This month the US lost one of its great children’s authors. Joyce Carol Thomas rose to prominence through highlighting her experience as an African American in rural Oklahoma.
Thomas wrote books and poems for children and young adults that accented her heritage, work that eventually garnered he a National Book Award. She grew up working in Oklahoma cotton fields, and published her first book, Marked by Fire, in 1982.
West Texas has experienced one of its worst oil slumps ever in recent years. But this week, as the Wall Street Journal reports, there are signs that a long-awaited recovery may be coming soon.

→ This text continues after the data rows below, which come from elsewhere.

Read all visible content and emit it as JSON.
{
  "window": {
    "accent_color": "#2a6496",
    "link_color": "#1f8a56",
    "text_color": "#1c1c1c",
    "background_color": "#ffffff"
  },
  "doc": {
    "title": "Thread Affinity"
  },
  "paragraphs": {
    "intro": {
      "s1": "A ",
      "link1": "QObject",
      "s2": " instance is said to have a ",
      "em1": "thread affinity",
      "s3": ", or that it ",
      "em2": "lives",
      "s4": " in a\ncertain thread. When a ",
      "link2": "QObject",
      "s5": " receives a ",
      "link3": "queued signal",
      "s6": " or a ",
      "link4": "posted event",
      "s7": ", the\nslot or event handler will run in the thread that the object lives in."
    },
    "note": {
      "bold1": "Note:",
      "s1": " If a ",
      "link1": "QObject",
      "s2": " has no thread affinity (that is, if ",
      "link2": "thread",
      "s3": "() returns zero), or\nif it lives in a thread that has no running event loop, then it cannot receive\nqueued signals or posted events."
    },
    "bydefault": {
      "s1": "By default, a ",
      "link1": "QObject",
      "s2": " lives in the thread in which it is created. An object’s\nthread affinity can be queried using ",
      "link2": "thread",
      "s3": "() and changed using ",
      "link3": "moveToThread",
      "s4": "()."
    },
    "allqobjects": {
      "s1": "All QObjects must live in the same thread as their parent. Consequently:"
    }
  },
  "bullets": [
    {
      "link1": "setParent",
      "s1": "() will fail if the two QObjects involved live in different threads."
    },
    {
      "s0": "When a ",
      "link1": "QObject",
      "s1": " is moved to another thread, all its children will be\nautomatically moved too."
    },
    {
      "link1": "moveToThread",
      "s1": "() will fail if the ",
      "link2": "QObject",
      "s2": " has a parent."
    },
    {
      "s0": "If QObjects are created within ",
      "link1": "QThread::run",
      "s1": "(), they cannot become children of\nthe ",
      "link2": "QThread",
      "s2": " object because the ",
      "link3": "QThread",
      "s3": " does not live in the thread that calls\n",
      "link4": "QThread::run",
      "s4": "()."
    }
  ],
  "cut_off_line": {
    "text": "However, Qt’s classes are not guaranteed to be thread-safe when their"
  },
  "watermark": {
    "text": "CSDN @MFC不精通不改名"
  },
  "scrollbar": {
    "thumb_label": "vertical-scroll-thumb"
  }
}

A recent Wall Street land grab in the Permian Basin has energized the market, and sent some shares soaring. Blackstone Group LP announced last week that it has agreed to invest $1.5 billion toward drilling in West Texas.
Oklahoma Governor Mary Fallin unveiled the state’s new license plate this month, and some have been critical of the plate’s design.
As News on 6 reports, the new license plate features a starkly-outlined scissor-tailed flycatcher against a light blue background. The scissortail is the state bird of Oklahoma. Some Oklahomans had trouble identifying the bird on the plate, with one interviewee suggesting it was a dove, and another asking if it was a peacock.
In 2013 there were over 3 million Central American immigrants living in the U.S. Each year hundreds of immigrants die while attempting to cross the southern U.S. border. From 2014 to July, 31 2015 alone, 72,968 unaccompanied children from El Salvador, Guatemala and Honduras were apprehended at the U.S. border with Mexico. “Each year the Obama administration has seen more deportations than any preceding president”.
The federal government’s Clean Power Plan is currently on hold after a judge ordered a stay on the legislation. But that isn’t stopping Colorado from trying to cut down on carbon emissions on its own, reports The Colorado Springs Gazette.
Yet another ballot measure could be coming to the November ballot in Colorado. This week a campaign was launched to have a reference to slavery removed from the state’s constitution, reports The Denver Post.
The disputed clause, written in 1876, states: “There shall never be in this state either slavery or involuntary servitude, except as a punishment for crime.”